eiffel tower art for sale
April 30th, 2015
This past weekend I was thrilled to attend the 31st Annual San Diego ArtWalk in the downtown neighborhood of Little Italy. Some sunshine, the sea and 15 blocks lined with 300 artists and their faire was not to be missed. This event is one of the largest in Southern California and draws fine artists from all mediums displaying and selling their works to the world.
What I found most interesting was the variety of work from artist of all mediums including: metal sculptures to vibrant watercolors, silkscreen printmaking to fine jewelry, colored marker drawings to hand-blown glass pieces, traditional oils to mixed mediums. I was truly in awe of the talent, dedication and life created by these artists.

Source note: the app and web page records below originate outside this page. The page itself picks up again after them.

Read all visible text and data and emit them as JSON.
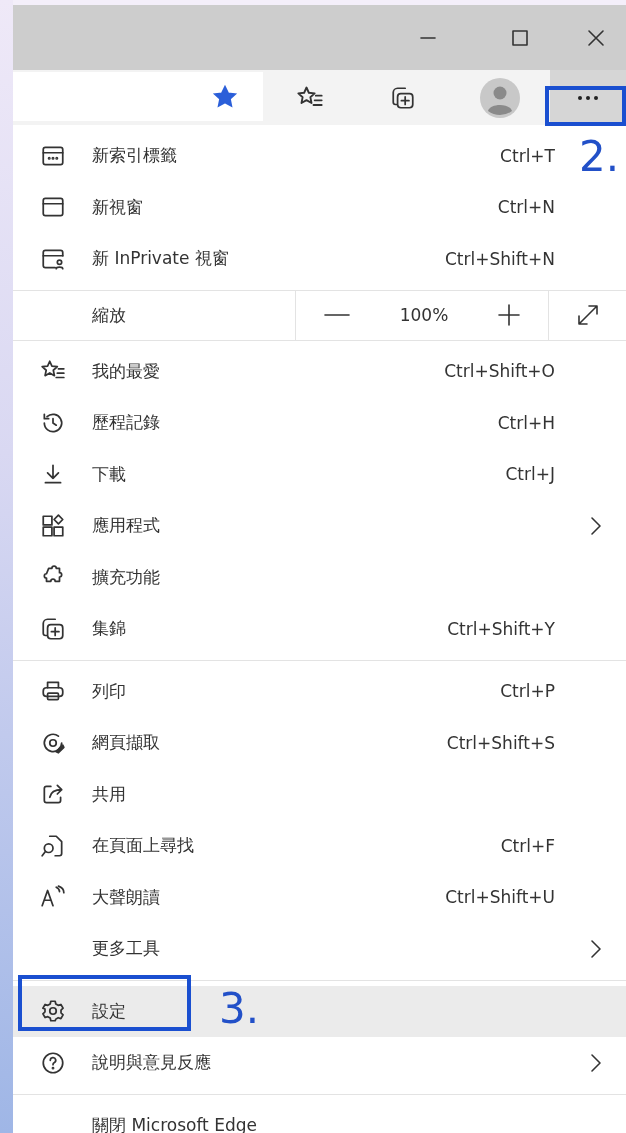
{
  "toolbar": {
    "favorited": true,
    "more_selected": true
  },
  "menu": {
    "groups": [
      {
        "items": [
          {
            "kind": "command",
            "label": "新索引標籤",
            "shortcut": "Ctrl+T",
            "submenu": false,
            "selected": false
          },
          {
            "kind": "command",
            "label": "新視窗",
            "shortcut": "Ctrl+N",
            "submenu": false,
            "selected": false
          },
          {
            "kind": "command",
            "label": "新 InPrivate 視窗",
            "shortcut": "Ctrl+Shift+N",
            "submenu": false,
            "selected": false
          }
        ]
      },
      {
        "items": [
          {
            "kind": "zoom",
            "label": "縮放",
            "value": "100%"
          }
        ]
      },
      {
        "items": [
          {
            "kind": "command",
            "label": "我的最愛",
            "shortcut": "Ctrl+Shift+O",
            "submenu": false,
            "selected": false
          },
          {
            "kind": "command",
            "label": "歷程記錄",
            "shortcut": "Ctrl+H",
            "submenu": false,
            "selected": false
          },
          {
            "kind": "command",
            "label": "下載",
            "shortcut": "Ctrl+J",
            "submenu": false,
            "selected": false
          },
          {
            "kind": "command",
            "label": "應用程式",
            "submenu": true,
            "selected": false
          },
          {
            "kind": "command",
            "label": "擴充功能",
            "submenu": false,
            "selected": false
          },
          {
            "kind": "command",
            "label": "集錦",
            "shortcut": "Ctrl+Shift+Y",
            "submenu": false,
            "selected": false
          }
        ]
      },
      {
        "items": [
          {
            "kind": "command",
            "label": "列印",
            "shortcut": "Ctrl+P",
            "submenu": false,
            "selected": false
          },
          {
            "kind": "command",
            "label": "網頁擷取",
            "shortcut": "Ctrl+Shift+S",
            "submenu": false,
            "selected": false
          },
          {
            "kind": "command",
            "label": "共用",
            "submenu": false,
            "selected": false
          },
          {
            "kind": "command",
            "label": "在頁面上尋找",
            "shortcut": "Ctrl+F",
            "submenu": false,
            "selected": false
          },
          {
            "kind": "command",
            "label": "大聲朗讀",
            "shortcut": "Ctrl+Shift+U",
            "submenu": false,
            "selected": false
          },
          {
            "kind": "command",
            "label": "更多工具",
            "submenu": true,
            "selected": false
          }
        ]
      },
      {
        "items": [
          {
            "kind": "command",
            "label": "設定",
            "submenu": false,
            "selected": true
          },
          {
            "kind": "command",
            "label": "說明與意見反應",
            "submenu": true,
            "selected": false
          }
        ]
      },
      {
        "items": [
          {
            "kind": "command",
            "label": "關閉 Microsoft Edge",
            "submenu": false,
            "selected": false
          }
        ]
      }
    ]
  },
  "annotations": [
    {
      "label": "2."
    },
    {
      "label": "3."
    }
  ]
}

As an artist, I'm always curious how other artists came to purse their creativity and artistry. I took the time to talk with a few select artists about their works. In talking to one lady, I found that her silkscreen printmaking took years and years of schooling to learn and build her business. How unique and how interesting her work was. They were very simple images placed on clean wine paper and neatly framed - images such as animals and objects like an airplane or train. When I asked her who purchased her art and who follows her she said, her style appeals to adults with children who love the whimsical and comic book like depictions. Sometime these adults buy her work to decorate their child's room with or sometime its actually for their own personal enjoyment on their office walls.
When I step outside of my own watercolor-focused art and experience an amazing event like this that brings together a true mélange of artists, I can't help but to be infused with new inspiration and appreciation for the arts.

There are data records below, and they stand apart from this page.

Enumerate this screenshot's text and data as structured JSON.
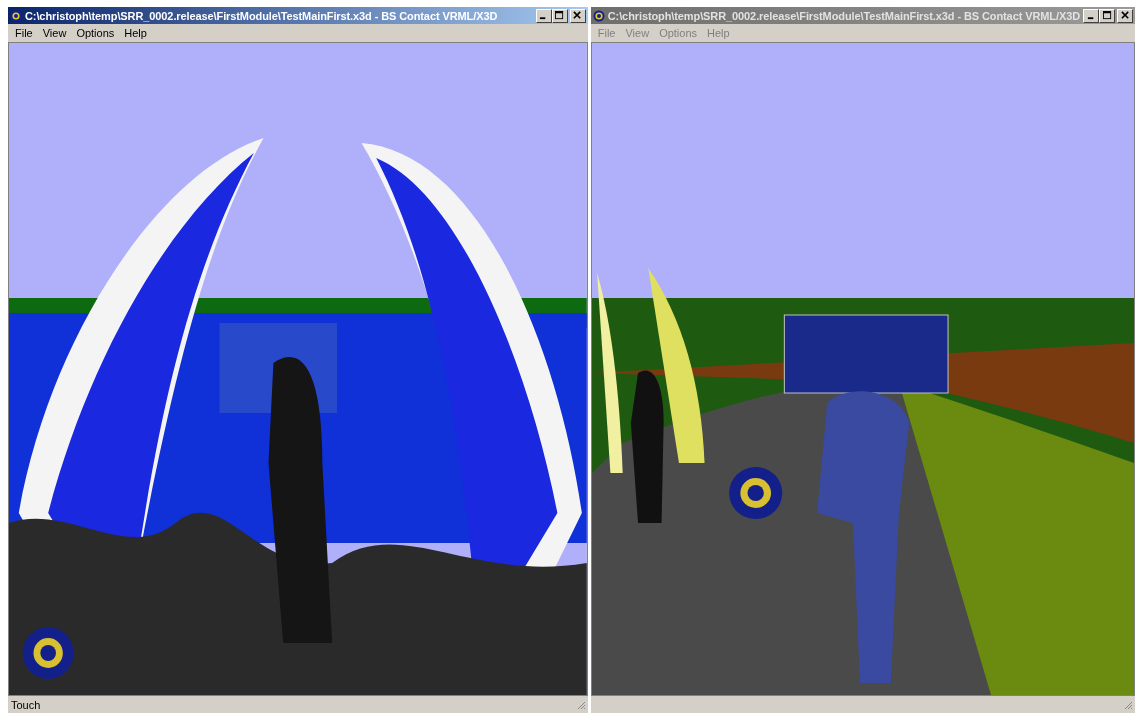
{
  "windows": [
    {
      "title": "C:\\christoph\\temp\\SRR_0002.release\\FirstModule\\TestMainFirst.x3d - BS Contact VRML/X3D",
      "active": true,
      "menu": [
        "File",
        "View",
        "Options",
        "Help"
      ],
      "status": "Touch"
    },
    {
      "title": "C:\\christoph\\temp\\SRR_0002.release\\FirstModule\\TestMainFirst.x3d - BS Contact VRML/X3D",
      "active": false,
      "menu": [
        "File",
        "View",
        "Options",
        "Help"
      ]
    }
  ]
}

March 29th, 2015
The last year or so I've been asked by friends and family subjects to paint or given ideas by them for my next work. At first I was a little hesitant, but after careful consideration I thought why not paint what someone else has asked for? It started out with my friend who went to Hawaii and got to go snorkeling and fell in love with the sea turtles. She begged me to painted one and so I did. I really hadn't painted any animals prior to this and I'm grateful she asked me to do this because it was the start of the love I have for painting all kinds of animals now.

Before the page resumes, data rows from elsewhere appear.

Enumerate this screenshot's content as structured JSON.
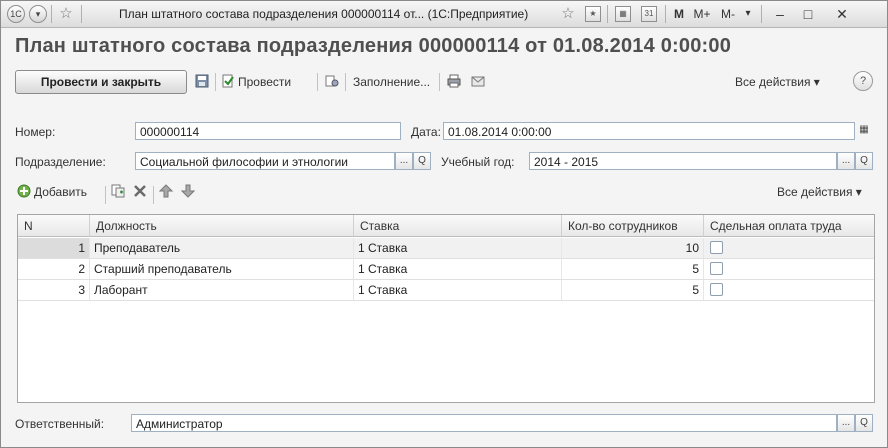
{
  "window": {
    "title": "План штатного состава подразделения 000000114 от...  (1С:Предприятие)",
    "right_buttons": [
      "M",
      "M+",
      "M-"
    ]
  },
  "document": {
    "title": "План штатного состава подразделения 000000114 от 01.08.2014 0:00:00"
  },
  "toolbar": {
    "post_close": "Провести и закрыть",
    "post": "Провести",
    "fill": "Заполнение...",
    "all_actions": "Все действия ▾",
    "help": "?"
  },
  "form": {
    "number_label": "Номер:",
    "number_value": "000000114",
    "date_label": "Дата:",
    "date_value": "01.08.2014  0:00:00",
    "division_label": "Подразделение:",
    "division_value": "Социальной философии и этнологии",
    "year_label": "Учебный год:",
    "year_value": "2014 - 2015",
    "responsible_label": "Ответственный:",
    "responsible_value": "Администратор"
  },
  "table_toolbar": {
    "add": "Добавить",
    "all_actions": "Все действия ▾"
  },
  "table": {
    "columns": [
      "N",
      "Должность",
      "Ставка",
      "Кол-во сотрудников",
      "Сдельная оплата труда"
    ],
    "rows": [
      {
        "n": "1",
        "position": "Преподаватель",
        "rate": "1 Ставка",
        "count": "10",
        "piecework": false
      },
      {
        "n": "2",
        "position": "Старший преподаватель",
        "rate": "1 Ставка",
        "count": "5",
        "piecework": false
      },
      {
        "n": "3",
        "position": "Лаборант",
        "rate": "1 Ставка",
        "count": "5",
        "piecework": false
      }
    ]
  },
  "icons": {
    "ellipsis": "...",
    "search": "Q"
  }
}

To do something outside of your familiar ways or comfort zone can be terrifying - especially as human begins we tend to always think the worst outcome will reveal its ugly head. What I enjoy most about painting animals is that I get to portray the emotions and feelings that I see in their body shapes, movement, and eyes within their surroundings. A friend complimented a recent work of mine saying I really "captured" what she thought was a "lively" depiction of a cat. It's very rewarding to hear compliments like this.
I continue to paint animals, but have to say I'm now asking for more out of the box ideas for subjects. I have a few suggestions so far and am mulling them over. We'll see what's next....
February 17th, 2015
I recently attended a painting class focused on copying the Masters works of art. George Seraut lived to the age of 31 in the mid 1800s in Paris and is most famous for his "Sunday Afternoon on the Island of La Grande Jatte". While this is one of my favorite paintings of all time, and I've seen it in all it's splendor at the Art Institute of Chicago, the subject matter of this class was "The Eiffel Tower". Seraut was known for his meticulous style of layering dot upon dots which today we would refer to as pixilation. I can only imagine how tedious of work this was and while my class was only three hours I grew tired of dotting.
You see I am a watercolorist by heart and I love the free and flowing form of water media. This was a true test of my "artistry" as I developed more patience and appreciation for different styles and mediums of paint. I was very pleased at the idea of not having to think of "what should I paint next...." or even what colors/tones I would used. It was all right in front of me.
The image for this blog is my final work and I have to say I'm pretty excited. It's so different than anything would create which makes me smile a little bigger. It's true what they say, that attempting to copy a master is really freeing and very educational. Go ahead, give it a whirl.